Ahmed Sami Abdel Fattah
US President Donald Trump has announced the cancellation of waivers for some countries that had been allowed to import oil from Iran without being subjected to US sanctions. The countries include Turkey, China, India, Japan and South Korea.
The waivers had been granted under the pretext of providing the opportunity for these countries to find alternatives to Iranian oil, which they mainly rely on, as the sudden stop of Iranian oil could cause oil prices to rise sharply in international markets, which would generate a large return for oil-exporting countries, but at the same time it would cause the US budget to suffer huge losses because of increased government spending on oil imports.
Turkey has always boasted of its ability to withstand American attempts to stop its trade dealings with Iran.
After the signing of the nuclear agreement in 2015, Turkey openly boasted about the independence of its foreign policy and its ability to determine the future, before going on to accuse the West of being against them and Iran.
At the same time, Turkey has stressed that economic cooperation with Iran is imperative for stability in the Middle East.
After the US president announced his intention not to renew the waivers that expire on May 2, the Turkish foreign minister came out to declare again that this would have its own detrimental effect on the Middle East.
Although this statement clearly defends Iran’s right to export its oil products, it also reflects Turkey’s fear of what is coming.
Turkey has been importing oil from Iran because of Iran’s low prices. Iran has also neutralized its oil exports to Turkey over the political differences between the two countries regarding Syria, Iraq and other world regions.

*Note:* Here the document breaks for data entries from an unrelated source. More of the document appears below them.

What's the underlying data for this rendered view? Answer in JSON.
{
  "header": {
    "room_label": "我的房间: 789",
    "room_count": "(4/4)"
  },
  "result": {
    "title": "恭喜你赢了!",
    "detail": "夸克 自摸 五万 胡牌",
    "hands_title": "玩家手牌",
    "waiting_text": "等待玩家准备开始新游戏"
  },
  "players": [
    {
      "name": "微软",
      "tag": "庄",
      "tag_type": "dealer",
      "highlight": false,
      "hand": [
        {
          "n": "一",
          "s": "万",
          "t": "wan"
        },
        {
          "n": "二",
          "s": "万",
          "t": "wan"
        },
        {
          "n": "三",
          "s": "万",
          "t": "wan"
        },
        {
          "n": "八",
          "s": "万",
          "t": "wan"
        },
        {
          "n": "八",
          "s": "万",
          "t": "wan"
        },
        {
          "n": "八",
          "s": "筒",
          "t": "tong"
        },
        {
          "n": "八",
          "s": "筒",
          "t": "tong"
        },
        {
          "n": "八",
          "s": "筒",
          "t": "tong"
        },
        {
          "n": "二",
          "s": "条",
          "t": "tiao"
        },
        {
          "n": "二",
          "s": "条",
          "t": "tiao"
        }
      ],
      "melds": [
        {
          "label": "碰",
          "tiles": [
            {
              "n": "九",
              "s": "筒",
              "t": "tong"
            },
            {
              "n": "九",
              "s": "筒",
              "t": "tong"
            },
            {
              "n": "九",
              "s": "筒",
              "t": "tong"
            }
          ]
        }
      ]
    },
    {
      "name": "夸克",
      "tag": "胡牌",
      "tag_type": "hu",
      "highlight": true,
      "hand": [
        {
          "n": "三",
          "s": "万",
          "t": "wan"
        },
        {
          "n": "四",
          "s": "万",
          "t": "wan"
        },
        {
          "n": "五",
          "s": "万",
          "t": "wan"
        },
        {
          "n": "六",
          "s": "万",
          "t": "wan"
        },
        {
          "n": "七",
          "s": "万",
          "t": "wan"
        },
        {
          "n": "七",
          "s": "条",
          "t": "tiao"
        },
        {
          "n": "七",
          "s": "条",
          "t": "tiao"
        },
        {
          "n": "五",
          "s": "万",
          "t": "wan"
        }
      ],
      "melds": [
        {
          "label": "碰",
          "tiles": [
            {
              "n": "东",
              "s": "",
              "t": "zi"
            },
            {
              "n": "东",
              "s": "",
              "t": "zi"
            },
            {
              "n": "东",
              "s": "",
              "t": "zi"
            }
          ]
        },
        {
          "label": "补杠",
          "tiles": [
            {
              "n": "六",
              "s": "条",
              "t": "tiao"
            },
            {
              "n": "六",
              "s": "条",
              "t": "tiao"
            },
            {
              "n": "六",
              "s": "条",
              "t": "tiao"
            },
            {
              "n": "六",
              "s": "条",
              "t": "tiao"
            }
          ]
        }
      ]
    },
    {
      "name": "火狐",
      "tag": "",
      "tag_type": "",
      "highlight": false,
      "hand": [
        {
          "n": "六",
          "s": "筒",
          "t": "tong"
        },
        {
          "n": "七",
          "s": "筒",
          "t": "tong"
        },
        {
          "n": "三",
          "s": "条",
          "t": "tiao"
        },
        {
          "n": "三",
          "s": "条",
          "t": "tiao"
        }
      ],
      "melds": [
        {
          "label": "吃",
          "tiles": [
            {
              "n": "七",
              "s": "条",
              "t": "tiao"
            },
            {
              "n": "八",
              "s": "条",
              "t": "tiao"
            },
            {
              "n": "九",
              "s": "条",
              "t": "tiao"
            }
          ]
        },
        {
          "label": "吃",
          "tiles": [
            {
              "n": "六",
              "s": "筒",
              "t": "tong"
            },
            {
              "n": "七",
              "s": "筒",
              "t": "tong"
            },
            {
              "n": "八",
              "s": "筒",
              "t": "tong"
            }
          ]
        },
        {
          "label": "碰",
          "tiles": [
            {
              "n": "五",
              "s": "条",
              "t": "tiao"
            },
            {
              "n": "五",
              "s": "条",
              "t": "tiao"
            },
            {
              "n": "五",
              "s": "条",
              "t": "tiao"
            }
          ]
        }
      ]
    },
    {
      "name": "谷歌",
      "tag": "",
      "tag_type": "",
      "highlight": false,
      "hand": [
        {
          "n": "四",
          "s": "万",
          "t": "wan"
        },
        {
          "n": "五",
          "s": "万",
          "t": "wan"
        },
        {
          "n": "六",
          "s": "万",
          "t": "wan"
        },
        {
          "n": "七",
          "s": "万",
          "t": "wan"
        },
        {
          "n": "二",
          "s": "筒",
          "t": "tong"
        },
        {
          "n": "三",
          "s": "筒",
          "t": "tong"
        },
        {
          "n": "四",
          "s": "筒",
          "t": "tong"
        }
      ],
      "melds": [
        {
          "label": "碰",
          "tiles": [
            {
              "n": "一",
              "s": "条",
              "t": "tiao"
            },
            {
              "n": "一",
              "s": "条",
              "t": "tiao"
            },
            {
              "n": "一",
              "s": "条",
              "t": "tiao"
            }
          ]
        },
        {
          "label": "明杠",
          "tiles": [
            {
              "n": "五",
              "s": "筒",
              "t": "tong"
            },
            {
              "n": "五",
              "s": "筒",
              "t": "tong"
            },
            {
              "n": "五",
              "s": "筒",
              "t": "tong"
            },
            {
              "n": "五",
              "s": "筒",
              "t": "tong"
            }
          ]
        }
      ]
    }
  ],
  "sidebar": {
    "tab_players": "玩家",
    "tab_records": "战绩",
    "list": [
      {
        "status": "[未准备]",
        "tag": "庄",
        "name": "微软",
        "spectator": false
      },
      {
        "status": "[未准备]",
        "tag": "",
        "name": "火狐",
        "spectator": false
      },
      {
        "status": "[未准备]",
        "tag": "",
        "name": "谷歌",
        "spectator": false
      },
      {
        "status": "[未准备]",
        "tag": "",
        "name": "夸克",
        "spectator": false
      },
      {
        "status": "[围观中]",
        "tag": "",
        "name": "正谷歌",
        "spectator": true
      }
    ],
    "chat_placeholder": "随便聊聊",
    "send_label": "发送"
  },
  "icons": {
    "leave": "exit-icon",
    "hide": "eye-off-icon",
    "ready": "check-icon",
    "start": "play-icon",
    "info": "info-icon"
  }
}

But Turkey’s insistence would certainly expose it to harsh US sanctions, which Turkey cannot tolerate at the moment, especially with its economic crises and the decline of the lira against the dollar. Turkey is still trying to restore strong relations with the United States after the last crisis between them.
The second scenario, which is the most difficult for Turkey, is related to the search for a new source of oil.
Here we must point to the major oil-exporting countries: Saudi Arabia, Iraq, Russia and Venezuela.
If Turkey decides to move closer towards Russia, it will certainly increase Russia’s influence on Turkey’s foreign policy, which will anger the United States, as it will contribute significantly to the Russian economy, provide hard currency to the Russians, and contribute to the stability of Russian financial markets.
However, if it decides to move towards Saudi Arabia, then Turkey must replace its aggressive foreign policies with friendly ones and must move away from Iran. Saudi Arabia understands that Turkey was a means for Iran to manipulate and circumvent US sanctions, which means that the kingdom will use this opportunity to force Turkey to change its foreign policy.
The other alternative is Qatar, but there are no assurances that Qatar has the capacity to cover Turkish oil needs, especially since the country’s oil production is very limited compared its natural gas output.
As for Venezuela, it is also suffering from US sanctions on its oil sector in an aim to reduce its oil exports, which means that Turkey turning to Venezuela is possible, but it would also subject them to sanctions, especially since major international shipping companies avoid working in Venezuela due to fear of US sanctions.